compare the anterior chamber area/volume (ACA/ACV) and their relationship with the drainage angle between adult Caucasians and Chinese.
Study groups were comprised of four age- and sex-matched cohorts: American Caucasians, American Chinese, southern mainland Chinese, and northern mainland Chinese. All subjects were consecutively recruited from general ophthalmology clinics except for southern mainland Chinese participants who were drawn from an ongoing population-based study. Anterior segment optical coherence tomography (ASOCT) images were obtained under dark conditions. Customized software was used to analyze structural indices including ACA/ACV, angle opening distance (AOD), anterior chamber depth (ACD), anterior chamber width (ACW), lens vault (LV), corneal arc depth (CAD), iris thickness (IT), iris curvature (ICurv), and iris area (IArea).
Data from 121, 124, 121, and 120 participants were obtained of American Caucasians, American Chinese, and southern and northern mainland Chinese, respectively. After multiple linear regression analysis, adjusting for age, sex, pupil diameter (PD), and axial length (AL), ACA/ACV was positively associated with ACD, ACW, CAD, and corneal radius of curvature (CR) but negatively related with ICurv and IArea. Ethnic Chinese had significantly smaller ACA (β = −0.18, P = 0.022) and ACV (β = −3.9, P = 0.001) than Caucasians. ACV contributes the most to AOD variation for both Chinese (standardized regression coefficient [SRC] = 0.47, P < 0.001) and Caucasians (SRC = 0.59, P < 0.001).
Compared with Caucasians, ethnic Chinese had smaller ACA/ACV independent of ACD, ACW, ICurv, IArea, PD, CR, and AL. ACA/ACV is the most prominent contributor to angle width variation for both Chinese and Caucasians in this study.
ACA/ACV is the most prominent contributor to angle width in both Chinese and Whites.
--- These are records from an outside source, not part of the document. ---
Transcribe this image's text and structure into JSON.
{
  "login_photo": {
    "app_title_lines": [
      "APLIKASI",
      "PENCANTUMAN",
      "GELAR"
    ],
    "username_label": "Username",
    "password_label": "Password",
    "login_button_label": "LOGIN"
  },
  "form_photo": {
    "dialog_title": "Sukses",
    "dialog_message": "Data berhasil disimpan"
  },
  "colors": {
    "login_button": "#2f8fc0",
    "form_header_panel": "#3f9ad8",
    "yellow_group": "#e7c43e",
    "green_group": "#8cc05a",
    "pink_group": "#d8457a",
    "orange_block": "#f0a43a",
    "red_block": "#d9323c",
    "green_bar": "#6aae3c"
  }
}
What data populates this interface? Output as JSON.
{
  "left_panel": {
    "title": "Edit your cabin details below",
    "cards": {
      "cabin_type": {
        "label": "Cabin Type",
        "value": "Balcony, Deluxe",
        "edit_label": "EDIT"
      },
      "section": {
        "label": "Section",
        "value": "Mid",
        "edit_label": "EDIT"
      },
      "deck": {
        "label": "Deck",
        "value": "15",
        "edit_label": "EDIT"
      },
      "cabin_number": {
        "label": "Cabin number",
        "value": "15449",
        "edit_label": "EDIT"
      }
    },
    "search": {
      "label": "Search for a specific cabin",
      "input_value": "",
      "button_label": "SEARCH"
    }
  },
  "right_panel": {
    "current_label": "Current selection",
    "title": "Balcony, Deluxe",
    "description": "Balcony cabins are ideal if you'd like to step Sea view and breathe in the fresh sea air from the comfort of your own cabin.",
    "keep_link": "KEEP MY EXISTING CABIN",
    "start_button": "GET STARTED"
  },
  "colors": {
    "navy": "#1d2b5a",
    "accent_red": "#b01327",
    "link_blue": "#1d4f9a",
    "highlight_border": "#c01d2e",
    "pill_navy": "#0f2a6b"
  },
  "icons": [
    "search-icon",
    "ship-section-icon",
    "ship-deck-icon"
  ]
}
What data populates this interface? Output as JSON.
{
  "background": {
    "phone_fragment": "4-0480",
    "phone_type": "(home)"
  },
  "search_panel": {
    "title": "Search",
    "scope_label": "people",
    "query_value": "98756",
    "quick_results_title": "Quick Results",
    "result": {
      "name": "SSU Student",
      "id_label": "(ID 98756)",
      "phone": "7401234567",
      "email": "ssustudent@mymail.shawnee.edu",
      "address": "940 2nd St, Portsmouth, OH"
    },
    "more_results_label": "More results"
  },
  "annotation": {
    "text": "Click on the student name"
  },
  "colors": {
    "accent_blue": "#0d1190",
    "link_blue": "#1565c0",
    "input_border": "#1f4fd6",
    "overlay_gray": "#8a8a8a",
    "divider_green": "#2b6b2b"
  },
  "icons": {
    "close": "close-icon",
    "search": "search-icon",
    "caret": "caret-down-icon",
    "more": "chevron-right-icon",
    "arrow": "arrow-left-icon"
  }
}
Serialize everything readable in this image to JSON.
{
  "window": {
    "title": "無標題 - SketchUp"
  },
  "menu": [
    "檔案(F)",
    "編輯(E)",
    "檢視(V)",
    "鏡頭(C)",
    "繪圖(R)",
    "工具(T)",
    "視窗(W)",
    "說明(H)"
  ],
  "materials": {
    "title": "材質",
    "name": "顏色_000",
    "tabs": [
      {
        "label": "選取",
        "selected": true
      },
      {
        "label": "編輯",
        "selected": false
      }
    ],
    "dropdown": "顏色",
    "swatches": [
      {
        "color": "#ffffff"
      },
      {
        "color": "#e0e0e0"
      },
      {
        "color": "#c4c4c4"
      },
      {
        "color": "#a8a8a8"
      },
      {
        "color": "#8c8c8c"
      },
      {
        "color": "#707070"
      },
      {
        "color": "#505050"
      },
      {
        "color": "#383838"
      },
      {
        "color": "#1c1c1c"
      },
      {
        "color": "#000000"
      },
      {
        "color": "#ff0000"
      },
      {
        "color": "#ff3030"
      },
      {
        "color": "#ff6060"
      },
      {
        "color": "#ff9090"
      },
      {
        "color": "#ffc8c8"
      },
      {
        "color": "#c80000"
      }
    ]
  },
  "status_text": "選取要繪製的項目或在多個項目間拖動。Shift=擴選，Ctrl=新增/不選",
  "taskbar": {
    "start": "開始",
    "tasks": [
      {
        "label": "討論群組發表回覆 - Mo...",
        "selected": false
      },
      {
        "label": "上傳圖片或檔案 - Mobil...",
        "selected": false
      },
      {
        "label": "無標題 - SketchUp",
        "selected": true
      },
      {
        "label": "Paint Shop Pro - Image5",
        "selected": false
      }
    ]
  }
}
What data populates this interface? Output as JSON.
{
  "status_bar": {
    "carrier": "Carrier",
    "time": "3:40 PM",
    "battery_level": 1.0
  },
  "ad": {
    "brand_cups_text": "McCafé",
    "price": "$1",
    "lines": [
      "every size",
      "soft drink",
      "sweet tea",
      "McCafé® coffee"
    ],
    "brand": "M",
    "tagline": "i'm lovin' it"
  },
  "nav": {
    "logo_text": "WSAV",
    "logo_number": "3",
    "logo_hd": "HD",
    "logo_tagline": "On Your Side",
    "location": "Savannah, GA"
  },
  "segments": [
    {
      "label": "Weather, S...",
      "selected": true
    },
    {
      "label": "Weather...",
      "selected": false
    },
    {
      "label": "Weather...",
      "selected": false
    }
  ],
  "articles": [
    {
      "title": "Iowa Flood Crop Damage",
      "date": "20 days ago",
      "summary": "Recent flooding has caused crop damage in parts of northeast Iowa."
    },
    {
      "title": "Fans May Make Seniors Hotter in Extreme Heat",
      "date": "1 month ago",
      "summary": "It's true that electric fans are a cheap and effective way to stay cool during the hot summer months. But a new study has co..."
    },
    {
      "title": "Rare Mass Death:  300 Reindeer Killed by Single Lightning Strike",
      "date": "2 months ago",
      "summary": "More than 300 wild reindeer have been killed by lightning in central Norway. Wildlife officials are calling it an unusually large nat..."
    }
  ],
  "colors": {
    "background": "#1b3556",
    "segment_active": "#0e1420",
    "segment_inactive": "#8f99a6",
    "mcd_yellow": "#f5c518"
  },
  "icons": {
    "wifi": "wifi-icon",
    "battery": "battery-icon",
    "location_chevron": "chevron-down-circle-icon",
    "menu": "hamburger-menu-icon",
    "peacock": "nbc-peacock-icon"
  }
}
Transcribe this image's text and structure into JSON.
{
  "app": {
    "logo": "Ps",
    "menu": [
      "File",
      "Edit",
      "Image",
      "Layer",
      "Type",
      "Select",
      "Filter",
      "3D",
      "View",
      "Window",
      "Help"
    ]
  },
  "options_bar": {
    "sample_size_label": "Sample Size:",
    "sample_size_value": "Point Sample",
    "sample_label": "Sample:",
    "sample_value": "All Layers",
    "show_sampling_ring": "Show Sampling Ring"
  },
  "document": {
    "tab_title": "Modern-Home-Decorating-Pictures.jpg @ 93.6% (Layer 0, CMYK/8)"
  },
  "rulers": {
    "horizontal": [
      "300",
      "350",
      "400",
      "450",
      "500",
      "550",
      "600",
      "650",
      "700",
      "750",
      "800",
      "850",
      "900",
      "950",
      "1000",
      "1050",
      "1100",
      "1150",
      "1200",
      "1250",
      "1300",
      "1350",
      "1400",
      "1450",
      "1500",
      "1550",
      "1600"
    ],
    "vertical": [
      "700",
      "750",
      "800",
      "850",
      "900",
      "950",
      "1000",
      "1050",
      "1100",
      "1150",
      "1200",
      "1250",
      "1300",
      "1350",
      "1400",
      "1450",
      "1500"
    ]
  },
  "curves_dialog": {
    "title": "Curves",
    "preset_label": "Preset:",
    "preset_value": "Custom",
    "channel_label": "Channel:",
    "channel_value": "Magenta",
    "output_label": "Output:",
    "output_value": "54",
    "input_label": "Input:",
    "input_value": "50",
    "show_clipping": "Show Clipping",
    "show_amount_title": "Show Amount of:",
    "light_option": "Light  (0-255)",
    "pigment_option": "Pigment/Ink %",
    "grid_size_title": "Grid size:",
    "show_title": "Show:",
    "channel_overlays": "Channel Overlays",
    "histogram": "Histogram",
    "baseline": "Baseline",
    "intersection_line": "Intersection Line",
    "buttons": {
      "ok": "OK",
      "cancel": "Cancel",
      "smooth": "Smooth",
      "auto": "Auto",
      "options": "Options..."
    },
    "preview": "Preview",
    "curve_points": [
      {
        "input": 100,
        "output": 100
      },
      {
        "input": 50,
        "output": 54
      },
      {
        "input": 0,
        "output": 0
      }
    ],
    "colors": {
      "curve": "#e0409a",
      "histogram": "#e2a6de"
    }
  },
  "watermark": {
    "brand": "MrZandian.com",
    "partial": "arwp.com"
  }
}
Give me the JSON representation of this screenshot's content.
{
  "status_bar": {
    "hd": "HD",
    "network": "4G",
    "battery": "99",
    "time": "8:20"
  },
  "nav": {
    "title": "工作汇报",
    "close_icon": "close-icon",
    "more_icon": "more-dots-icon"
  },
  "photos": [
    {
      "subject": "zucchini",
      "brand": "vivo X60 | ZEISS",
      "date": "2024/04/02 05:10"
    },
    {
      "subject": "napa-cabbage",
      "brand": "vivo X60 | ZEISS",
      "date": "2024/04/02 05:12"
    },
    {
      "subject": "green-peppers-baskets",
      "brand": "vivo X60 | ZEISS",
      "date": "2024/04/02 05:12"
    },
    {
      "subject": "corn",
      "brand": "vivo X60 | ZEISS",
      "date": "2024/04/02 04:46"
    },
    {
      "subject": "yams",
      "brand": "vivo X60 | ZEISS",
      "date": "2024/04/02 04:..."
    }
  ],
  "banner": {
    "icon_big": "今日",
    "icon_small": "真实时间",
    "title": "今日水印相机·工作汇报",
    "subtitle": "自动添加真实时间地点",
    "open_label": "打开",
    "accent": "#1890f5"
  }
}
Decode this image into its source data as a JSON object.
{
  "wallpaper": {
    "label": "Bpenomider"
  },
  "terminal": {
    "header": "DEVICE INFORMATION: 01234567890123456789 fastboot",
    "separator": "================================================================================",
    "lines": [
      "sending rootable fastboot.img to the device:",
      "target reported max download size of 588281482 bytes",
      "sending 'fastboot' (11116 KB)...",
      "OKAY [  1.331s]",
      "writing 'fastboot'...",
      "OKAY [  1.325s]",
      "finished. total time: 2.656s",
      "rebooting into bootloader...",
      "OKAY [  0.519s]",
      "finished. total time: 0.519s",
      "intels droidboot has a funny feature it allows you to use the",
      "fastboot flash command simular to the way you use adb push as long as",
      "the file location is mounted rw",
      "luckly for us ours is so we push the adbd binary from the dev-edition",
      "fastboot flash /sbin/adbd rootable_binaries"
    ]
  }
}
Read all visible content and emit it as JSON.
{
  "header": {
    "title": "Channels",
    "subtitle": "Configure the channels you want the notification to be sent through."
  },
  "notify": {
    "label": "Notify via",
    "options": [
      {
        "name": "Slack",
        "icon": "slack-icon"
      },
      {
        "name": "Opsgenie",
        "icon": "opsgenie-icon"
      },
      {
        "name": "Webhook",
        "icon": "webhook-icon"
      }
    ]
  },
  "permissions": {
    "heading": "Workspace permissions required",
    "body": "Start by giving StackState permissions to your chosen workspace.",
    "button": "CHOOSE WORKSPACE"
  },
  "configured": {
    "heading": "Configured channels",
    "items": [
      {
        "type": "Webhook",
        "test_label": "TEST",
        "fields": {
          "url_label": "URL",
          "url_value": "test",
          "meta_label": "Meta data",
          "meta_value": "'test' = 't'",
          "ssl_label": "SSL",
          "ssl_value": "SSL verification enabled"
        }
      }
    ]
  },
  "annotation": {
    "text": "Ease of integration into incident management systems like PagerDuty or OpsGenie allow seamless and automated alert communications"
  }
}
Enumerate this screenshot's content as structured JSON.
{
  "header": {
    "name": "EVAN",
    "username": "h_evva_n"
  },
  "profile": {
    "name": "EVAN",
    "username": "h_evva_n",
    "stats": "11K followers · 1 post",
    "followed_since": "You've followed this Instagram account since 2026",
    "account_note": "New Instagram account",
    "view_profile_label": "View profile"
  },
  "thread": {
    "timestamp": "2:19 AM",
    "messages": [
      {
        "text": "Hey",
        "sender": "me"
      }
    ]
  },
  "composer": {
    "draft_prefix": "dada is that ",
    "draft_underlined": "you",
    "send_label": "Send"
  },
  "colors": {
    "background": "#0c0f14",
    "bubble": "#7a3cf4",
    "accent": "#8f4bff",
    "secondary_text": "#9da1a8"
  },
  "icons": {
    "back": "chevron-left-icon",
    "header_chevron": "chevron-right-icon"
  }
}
Chinese tended to have smaller ACA/ACV than did whites. Anterior chamber depth, anterior chamber width, and iris curvature are the most important factors associated with ACA/ACV.